The best car seat is not always the most expensive one — it’s the one that best fits a child’s weight, size, and age, as well as your vehicle. Once you select a seat, be sure to try it out, keeping in mind that store displays and illustrations might not show the correct usage. It’s up to you to learn how to install a car safety seat properly and harness your child for the ride.
Child safety seats can greatly reduce the risk of a potentially fatal injury, especially for babies but also for toddlers. Yet many safety seats are used incorrectly. When choosing any car seat, following some general guidelines will help ensure a child’s safety.
Safety for Life At NHTSA, we work to save lives on our Nation’s roadways. That includes doing everything we can to keep your children safe on the road. We’re leading the effort, but you’re the key to protecting your family. In this section, you’ll find information and resources to keep your children safe on the road. Whether you’re buying your child’s first car seat, deciding whether to let your kids walk to school or take a bus, handing the car keys to your teenager, or wondering how safe your car is, we’re here to answer your questions. Check back to this site often to keep up with the latest information and guidelines. Tween Parents – Never Give Up Until They Buckle Up.

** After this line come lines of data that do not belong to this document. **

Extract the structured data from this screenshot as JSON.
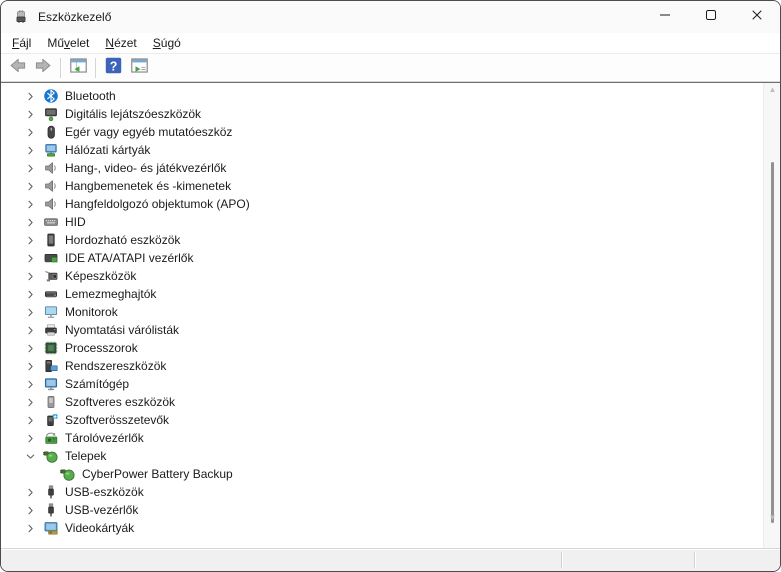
{
  "window": {
    "title": "Eszközkezelő",
    "app_icon": "device-manager-app-icon",
    "controls": [
      {
        "name": "minimize-button",
        "icon": "minimize-icon"
      },
      {
        "name": "maximize-button",
        "icon": "maximize-icon"
      },
      {
        "name": "close-button",
        "icon": "close-icon"
      }
    ]
  },
  "menu": {
    "items": [
      {
        "id": "file",
        "label": "Fájl",
        "access_key_index": 0
      },
      {
        "id": "action",
        "label": "Művelet",
        "access_key_index": 2
      },
      {
        "id": "view",
        "label": "Nézet",
        "access_key_index": 0
      },
      {
        "id": "help",
        "label": "Súgó",
        "access_key_index": 0
      }
    ]
  },
  "toolbar": {
    "items": [
      {
        "type": "button",
        "name": "back-button",
        "icon": "back-arrow-icon",
        "disabled": true
      },
      {
        "type": "button",
        "name": "forward-button",
        "icon": "forward-arrow-icon",
        "disabled": true
      },
      {
        "type": "separator"
      },
      {
        "type": "button",
        "name": "show-hide-console-tree-button",
        "icon": "console-tree-icon",
        "disabled": false
      },
      {
        "type": "separator"
      },
      {
        "type": "button",
        "name": "help-button",
        "icon": "help-icon",
        "disabled": false
      },
      {
        "type": "button",
        "name": "show-hide-action-pane-button",
        "icon": "action-pane-icon",
        "disabled": false
      }
    ]
  },
  "tree": {
    "items": [
      {
        "label": "Bluetooth",
        "icon": "bluetooth-icon",
        "state": "collapsed",
        "level": 0
      },
      {
        "label": "Digitális lejátszóeszközök",
        "icon": "media-player-icon",
        "state": "collapsed",
        "level": 0
      },
      {
        "label": "Egér vagy egyéb mutatóeszköz",
        "icon": "mouse-icon",
        "state": "collapsed",
        "level": 0
      },
      {
        "label": "Hálózati kártyák",
        "icon": "network-adapter-icon",
        "state": "collapsed",
        "level": 0
      },
      {
        "label": "Hang-, video- és játékvezérlők",
        "icon": "speaker-icon",
        "state": "collapsed",
        "level": 0
      },
      {
        "label": "Hangbemenetek és -kimenetek",
        "icon": "speaker-icon",
        "state": "collapsed",
        "level": 0
      },
      {
        "label": "Hangfeldolgozó objektumok (APO)",
        "icon": "speaker-icon",
        "state": "collapsed",
        "level": 0
      },
      {
        "label": "HID",
        "icon": "hid-icon",
        "state": "collapsed",
        "level": 0
      },
      {
        "label": "Hordozható eszközök",
        "icon": "portable-device-icon",
        "state": "collapsed",
        "level": 0
      },
      {
        "label": "IDE ATA/ATAPI vezérlők",
        "icon": "ide-controller-icon",
        "state": "collapsed",
        "level": 0
      },
      {
        "label": "Képeszközök",
        "icon": "imaging-device-icon",
        "state": "collapsed",
        "level": 0
      },
      {
        "label": "Lemezmeghajtók",
        "icon": "disk-drive-icon",
        "state": "collapsed",
        "level": 0
      },
      {
        "label": "Monitorok",
        "icon": "monitor-icon",
        "state": "collapsed",
        "level": 0
      },
      {
        "label": "Nyomtatási várólisták",
        "icon": "printer-icon",
        "state": "collapsed",
        "level": 0
      },
      {
        "label": "Processzorok",
        "icon": "processor-icon",
        "state": "collapsed",
        "level": 0
      },
      {
        "label": "Rendszereszközök",
        "icon": "system-device-icon",
        "state": "collapsed",
        "level": 0
      },
      {
        "label": "Számítógép",
        "icon": "computer-icon",
        "state": "collapsed",
        "level": 0
      },
      {
        "label": "Szoftveres eszközök",
        "icon": "software-device-icon",
        "state": "collapsed",
        "level": 0
      },
      {
        "label": "Szoftverösszetevők",
        "icon": "software-component-icon",
        "state": "collapsed",
        "level": 0
      },
      {
        "label": "Tárolóvezérlők",
        "icon": "storage-controller-icon",
        "state": "collapsed",
        "level": 0
      },
      {
        "label": "Telepek",
        "icon": "battery-icon",
        "state": "expanded",
        "level": 0
      },
      {
        "label": "CyberPower Battery Backup",
        "icon": "battery-icon",
        "state": "leaf",
        "level": 1
      },
      {
        "label": "USB-eszközök",
        "icon": "usb-icon",
        "state": "collapsed",
        "level": 0
      },
      {
        "label": "USB-vezérlők",
        "icon": "usb-icon",
        "state": "collapsed",
        "level": 0
      },
      {
        "label": "Videokártyák",
        "icon": "video-card-icon",
        "state": "collapsed",
        "level": 0
      }
    ]
  },
  "statusbar": {
    "sections": [
      "",
      "",
      ""
    ]
  },
  "colors": {
    "bluetooth_blue": "#1976d2",
    "battery_green": "#57ad4c",
    "help_blue": "#3b63b8",
    "pcb_green": "#4da243",
    "screen_blue": "#5b9fd8",
    "titlebar_bg": "#fafafa",
    "statusbar_bg": "#f0f0f0"
  }
}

Safety for Life At NHTSA, we work to save lives on our Nation’s roadways. That includes doing everything we can to keep your children safe on the road. We’re leading the effort, but you’re the key to protecting your family. In this section, you’ll find information and resources to keep your children safe on the road. Whether you’re buying your child’s first car seat, deciding whether to let your kids walk to school or take a bus, handing the car keys to your teenager, or wondering how safe your car is, we’re here to answer your questions. Check back to this site often to keep up with the latest information and guidelines.

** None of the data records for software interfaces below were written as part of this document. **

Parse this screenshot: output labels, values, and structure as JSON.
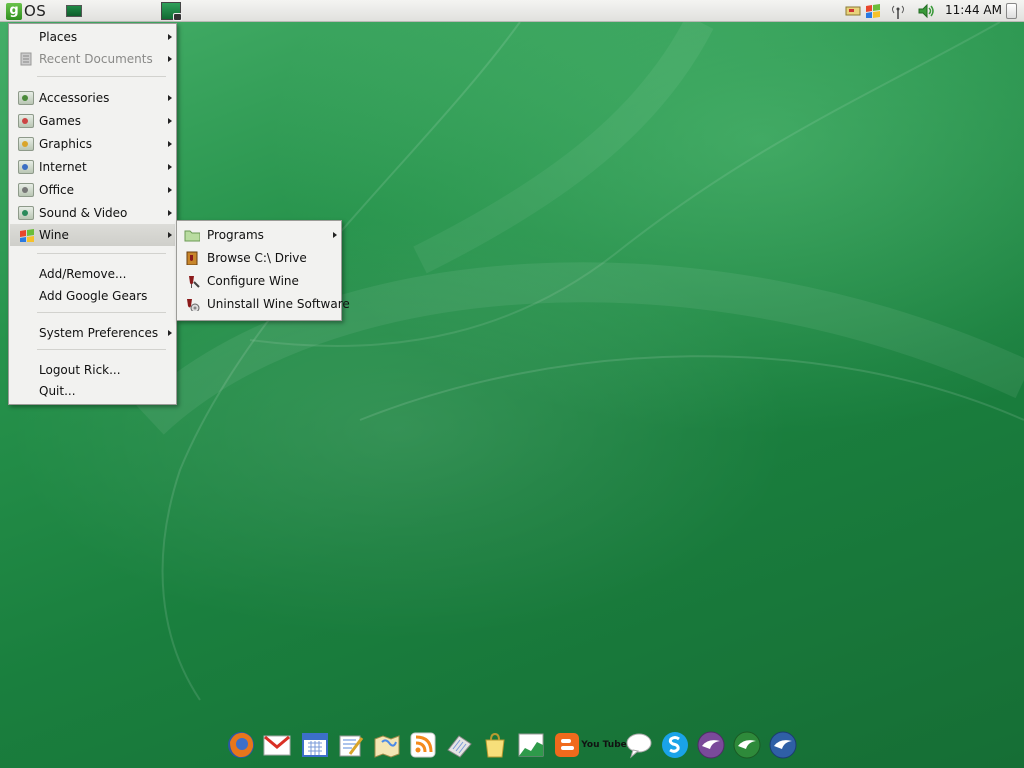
{
  "top_panel": {
    "logo_letter": "g",
    "logo_text": "OS",
    "clock": "11:44 AM",
    "tray_icons": [
      "network-card-icon",
      "windows-flag-icon",
      "wireless-icon",
      "volume-icon",
      "battery-icon"
    ]
  },
  "main_menu": {
    "items": [
      {
        "label": "Places",
        "has_submenu": true
      },
      {
        "label": "Recent Documents",
        "has_submenu": true,
        "disabled": true
      },
      {
        "label": "Accessories",
        "has_submenu": true
      },
      {
        "label": "Games",
        "has_submenu": true
      },
      {
        "label": "Graphics",
        "has_submenu": true
      },
      {
        "label": "Internet",
        "has_submenu": true
      },
      {
        "label": "Office",
        "has_submenu": true
      },
      {
        "label": "Sound & Video",
        "has_submenu": true
      },
      {
        "label": "Wine",
        "has_submenu": true,
        "active": true
      },
      {
        "label": "Add/Remove...",
        "has_submenu": false
      },
      {
        "label": "Add Google Gears",
        "has_submenu": false
      },
      {
        "label": "System Preferences",
        "has_submenu": true
      },
      {
        "label": "Logout Rick...",
        "has_submenu": false
      },
      {
        "label": "Quit...",
        "has_submenu": false
      }
    ]
  },
  "wine_submenu": {
    "items": [
      {
        "label": "Programs",
        "icon": "folder-icon",
        "has_submenu": true
      },
      {
        "label": "Browse C:\\ Drive",
        "icon": "wine-browse-icon",
        "has_submenu": false
      },
      {
        "label": "Configure Wine",
        "icon": "wine-config-icon",
        "has_submenu": false
      },
      {
        "label": "Uninstall Wine Software",
        "icon": "wine-uninstall-icon",
        "has_submenu": false
      }
    ]
  },
  "dock": {
    "icons": [
      "firefox-icon",
      "gmail-icon",
      "calendar-icon",
      "document-editor-icon",
      "maps-icon",
      "rss-feed-icon",
      "news-icon",
      "shopping-bag-icon",
      "spreadsheet-icon",
      "blogger-icon",
      "youtube-icon",
      "chat-icon",
      "skype-icon",
      "openoffice-writer-icon",
      "openoffice-calc-icon",
      "openoffice-impress-icon"
    ],
    "youtube_text": "You Tube"
  },
  "colors": {
    "desktop_green": "#1e8a45",
    "menu_background": "#f2f2f0",
    "menu_active": "#d4d4d0"
  }
}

Using a child safety seat or booster seat that’s right for your child’s age and size can help prevent injuries and fatalities caused by car crashes. Find important tips, including educational videos, to keep your child safe in the car at any age.
Infant car seats should always be installed to face the rear of the car. A child under age 2 is 75% less likely to die or be seriously injured when in a rear-facing seat because the back of the safety seat will cradle the baby’s head, neck, and torso in a crash (at this age, a child’s neck usually isn’t strong enough to support the head in a crash).
Most booster seats are not secured to the vehicle seat with the seat belt or lower anchor and tether but simply rest on the vehicle seat and are held in place once the seat belt is fastened over a child. However, some models of booster seats can be secured to the vehicle seat and kept in place using the lower anchors or top tether. (Currently, only a few vehicle manufacturers offer built-in booster seats.)
Safety seats dramatically reduce the risk of death or serious injury in a collision. Stephanie Tombrello, executive director of the nonprofit passenger-safety organization SafetyBeltSafe U.S.A., urges all parents to get a safety seat that’s convenient to use, and to make buckling your child into it such a habit that you don’t even have to think about it.
Most forward-facing safety seats made after September 1999 are equipped with top tether straps, and most vehicles made after September 2000 have tether anchors. Since September 2002, most new vehicles also have lower safety seat anchorage points and most safety seats have lower anchor attachments.